UCL-Energy Principal Research Associate and Deputy Director of the RCUK Centre for Energy Epidemiology Andrew ZP Smith and UCL Institute for Sustainable Resources Professor Michael Grubb have prepared a briefing note on Hinkley Point C and other third-generation nuclear in the context of the UK’s future energy system.
One of their key findings is that Hinkley and plants like it represent an expensive source of inflexible power which risks driving more affordable clean energy such as new wind and solar power off the grid for an increasing proportion of the year.
Andrew ZP Smith said:
“Large plants like Hinkley Point were conceived during a radically different era – as by 2030 we predict they could be obsolete in favour of renewable sources like wind and solar.

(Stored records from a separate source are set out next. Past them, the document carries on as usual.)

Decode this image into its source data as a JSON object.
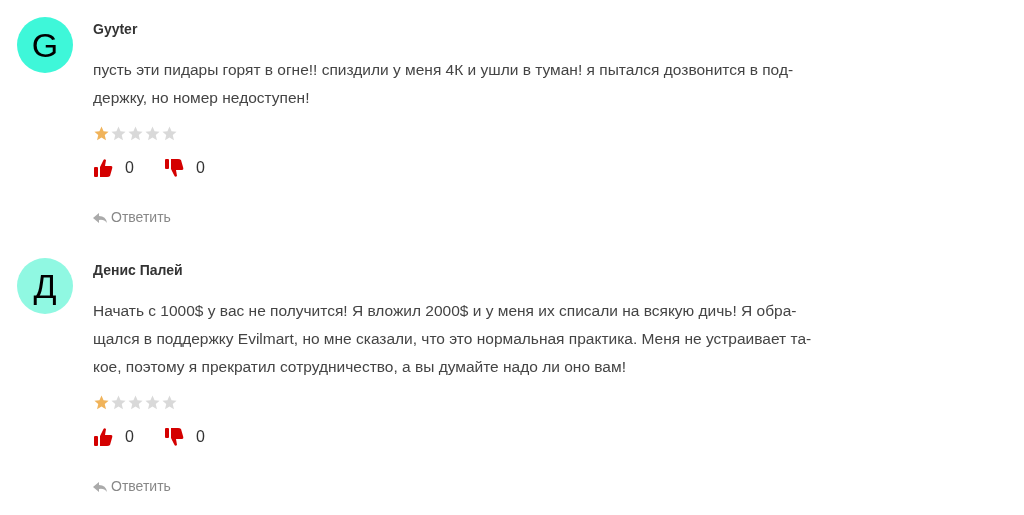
{
  "reviews": [
    {
      "avatar": {
        "letter": "G",
        "color": "#3ef7d9"
      },
      "author": "Gyyter",
      "lines": [
        "пусть эти пидары горят в огне!! спиздили у меня 4К и ушли в туман! я пытался дозвонится в под-",
        "держку, но номер недоступен!"
      ],
      "stars": 1,
      "likes": "0",
      "dislikes": "0",
      "reply": "Ответить"
    },
    {
      "avatar": {
        "letter": "Д",
        "color": "#90f8e2"
      },
      "author": "Денис Палей",
      "lines": [
        "Начать с 1000$ у вас не получится! Я вложил 2000$ и у меня их списали на всякую дичь! Я обра-",
        "щался в поддержку Evilmart, но мне сказали, что это нормальная практика. Меня не устраивает та-",
        "кое, поэтому я прекратил сотрудничество, а вы думайте надо ли оно вам!"
      ],
      "stars": 1,
      "likes": "0",
      "dislikes": "0",
      "reply": "Ответить"
    }
  ]
}
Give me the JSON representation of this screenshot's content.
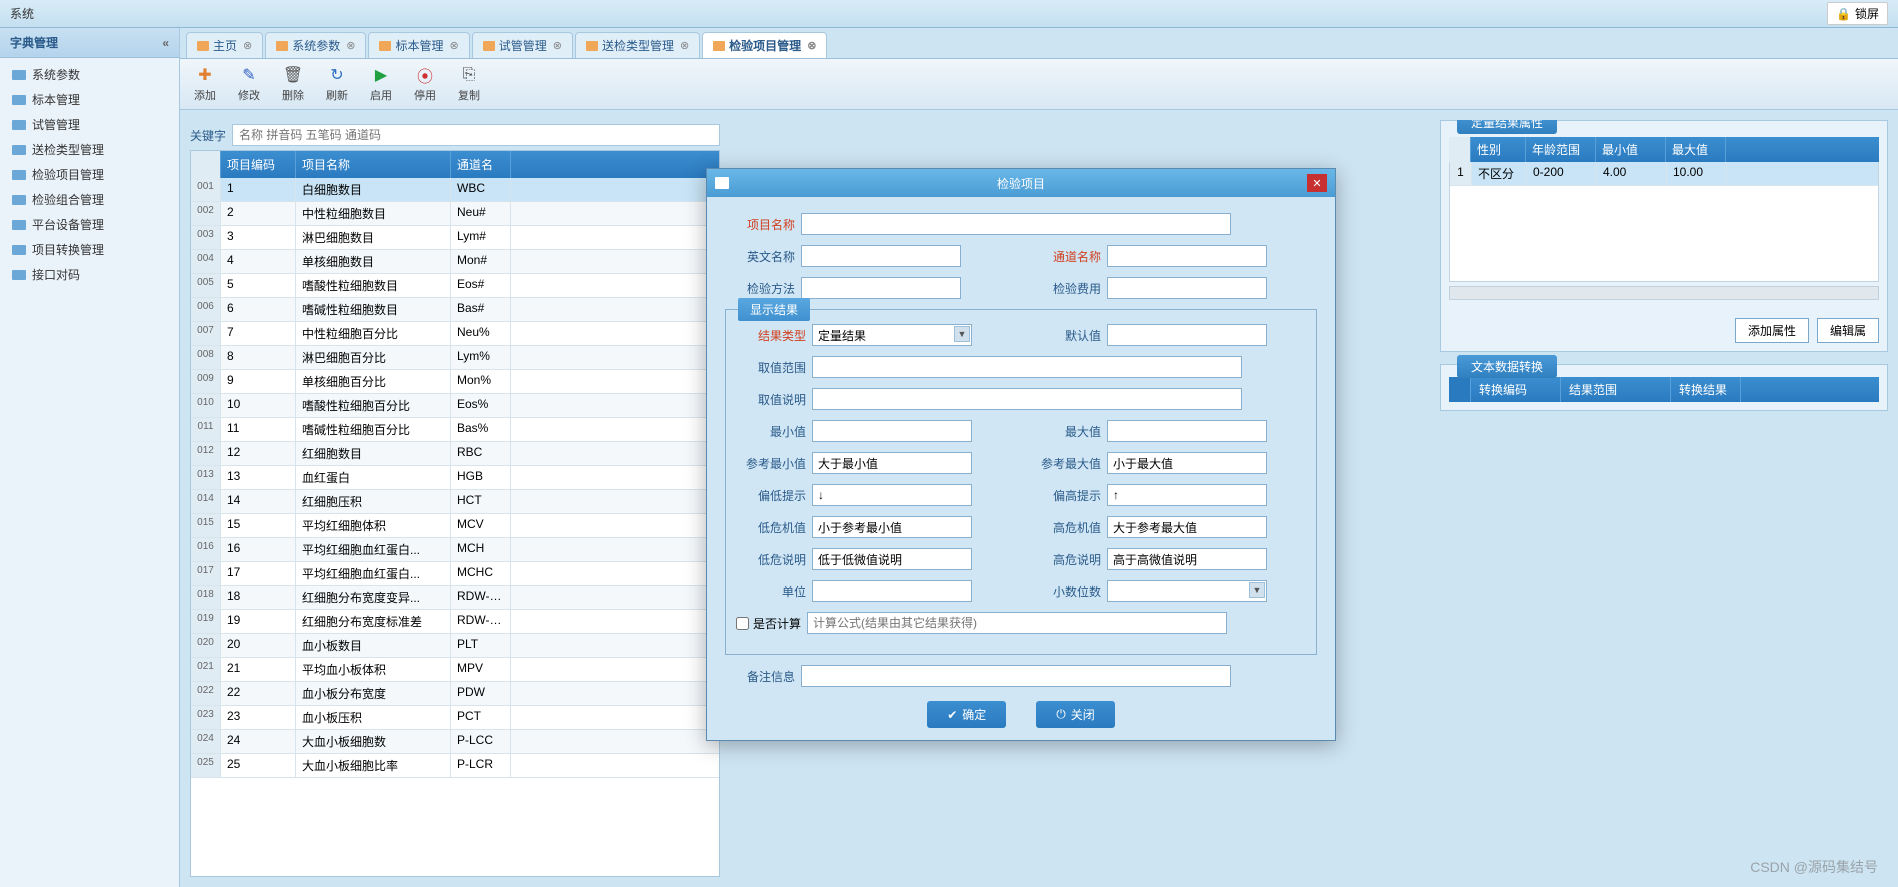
{
  "topbar": {
    "menu": "系统",
    "lock": "锁屏"
  },
  "sidebar": {
    "title": "字典管理",
    "items": [
      "系统参数",
      "标本管理",
      "试管管理",
      "送检类型管理",
      "检验项目管理",
      "检验组合管理",
      "平台设备管理",
      "项目转换管理",
      "接口对码"
    ]
  },
  "tabs": [
    "主页",
    "系统参数",
    "标本管理",
    "试管管理",
    "送检类型管理",
    "检验项目管理"
  ],
  "toolbar": [
    {
      "label": "添加",
      "glyph": "✚",
      "color": "#e08030"
    },
    {
      "label": "修改",
      "glyph": "✎",
      "color": "#3060c0"
    },
    {
      "label": "删除",
      "glyph": "🗑",
      "color": "#555"
    },
    {
      "label": "刷新",
      "glyph": "↻",
      "color": "#3070c0"
    },
    {
      "label": "启用",
      "glyph": "▶",
      "color": "#20a040"
    },
    {
      "label": "停用",
      "glyph": "⦿",
      "color": "#d03030"
    },
    {
      "label": "复制",
      "glyph": "⎘",
      "color": "#555"
    }
  ],
  "search": {
    "label": "关键字",
    "placeholder": "名称 拼音码 五笔码 通道码"
  },
  "grid": {
    "headers": [
      "项目编码",
      "项目名称",
      "通道名"
    ],
    "rows": [
      {
        "n": "001",
        "code": "1",
        "name": "白细胞数目",
        "chan": "WBC"
      },
      {
        "n": "002",
        "code": "2",
        "name": "中性粒细胞数目",
        "chan": "Neu#"
      },
      {
        "n": "003",
        "code": "3",
        "name": "淋巴细胞数目",
        "chan": "Lym#"
      },
      {
        "n": "004",
        "code": "4",
        "name": "单核细胞数目",
        "chan": "Mon#"
      },
      {
        "n": "005",
        "code": "5",
        "name": "嗜酸性粒细胞数目",
        "chan": "Eos#"
      },
      {
        "n": "006",
        "code": "6",
        "name": "嗜碱性粒细胞数目",
        "chan": "Bas#"
      },
      {
        "n": "007",
        "code": "7",
        "name": "中性粒细胞百分比",
        "chan": "Neu%"
      },
      {
        "n": "008",
        "code": "8",
        "name": "淋巴细胞百分比",
        "chan": "Lym%"
      },
      {
        "n": "009",
        "code": "9",
        "name": "单核细胞百分比",
        "chan": "Mon%"
      },
      {
        "n": "010",
        "code": "10",
        "name": "嗜酸性粒细胞百分比",
        "chan": "Eos%"
      },
      {
        "n": "011",
        "code": "11",
        "name": "嗜碱性粒细胞百分比",
        "chan": "Bas%"
      },
      {
        "n": "012",
        "code": "12",
        "name": "红细胞数目",
        "chan": "RBC"
      },
      {
        "n": "013",
        "code": "13",
        "name": "血红蛋白",
        "chan": "HGB"
      },
      {
        "n": "014",
        "code": "14",
        "name": "红细胞压积",
        "chan": "HCT"
      },
      {
        "n": "015",
        "code": "15",
        "name": "平均红细胞体积",
        "chan": "MCV"
      },
      {
        "n": "016",
        "code": "16",
        "name": "平均红细胞血红蛋白...",
        "chan": "MCH"
      },
      {
        "n": "017",
        "code": "17",
        "name": "平均红细胞血红蛋白...",
        "chan": "MCHC"
      },
      {
        "n": "018",
        "code": "18",
        "name": "红细胞分布宽度变异...",
        "chan": "RDW-CV"
      },
      {
        "n": "019",
        "code": "19",
        "name": "红细胞分布宽度标准差",
        "chan": "RDW-SD"
      },
      {
        "n": "020",
        "code": "20",
        "name": "血小板数目",
        "chan": "PLT"
      },
      {
        "n": "021",
        "code": "21",
        "name": "平均血小板体积",
        "chan": "MPV"
      },
      {
        "n": "022",
        "code": "22",
        "name": "血小板分布宽度",
        "chan": "PDW"
      },
      {
        "n": "023",
        "code": "23",
        "name": "血小板压积",
        "chan": "PCT"
      },
      {
        "n": "024",
        "code": "24",
        "name": "大血小板细胞数",
        "chan": "P-LCC"
      },
      {
        "n": "025",
        "code": "25",
        "name": "大血小板细胞比率",
        "chan": "P-LCR"
      }
    ]
  },
  "dialog": {
    "title": "检验项目",
    "labels": {
      "project_name": "项目名称",
      "english_name": "英文名称",
      "channel_name": "通道名称",
      "test_method": "检验方法",
      "test_fee": "检验费用",
      "show_result": "显示结果",
      "result_type": "结果类型",
      "default_val": "默认值",
      "value_range": "取值范围",
      "value_desc": "取值说明",
      "min_val": "最小值",
      "max_val": "最大值",
      "ref_min": "参考最小值",
      "ref_max": "参考最大值",
      "low_tip": "偏低提示",
      "high_tip": "偏高提示",
      "low_risk": "低危机值",
      "high_risk": "高危机值",
      "low_desc": "低危说明",
      "high_desc": "高危说明",
      "unit": "单位",
      "decimals": "小数位数",
      "is_calc": "是否计算",
      "remark": "备注信息"
    },
    "values": {
      "result_type": "定量结果",
      "ref_min": "大于最小值",
      "ref_max": "小于最大值",
      "low_tip": "↓",
      "high_tip": "↑",
      "low_risk": "小于参考最小值",
      "high_risk": "大于参考最大值",
      "low_desc": "低于低微值说明",
      "high_desc": "高于高微值说明",
      "calc_placeholder": "计算公式(结果由其它结果获得)"
    },
    "buttons": {
      "ok": "确定",
      "cancel": "关闭"
    }
  },
  "prop": {
    "title": "定量结果属性",
    "headers": [
      "性别",
      "年龄范围",
      "最小值",
      "最大值"
    ],
    "row": {
      "n": "1",
      "sex": "不区分",
      "age": "0-200",
      "min": "4.00",
      "max": "10.00"
    },
    "btns": {
      "add": "添加属性",
      "edit": "编辑属"
    }
  },
  "conv": {
    "title": "文本数据转换",
    "headers": [
      "转换编码",
      "结果范围",
      "转换结果"
    ]
  },
  "watermark": "CSDN @源码集结号"
}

“Just seven years after Hinkley is scheduled to begin operating, our analysis suggests renewable sources will be able to meet the nation’s minimum energy demand levels – traditionally the role of large nuclear, gas and coal plants like Hinkley.
“This means for the remaining decades of its contracted life, the UK could be tied to an expensive and potentially environmentally-damaging source of energy.”
For more information see the UCL Energy Institute website.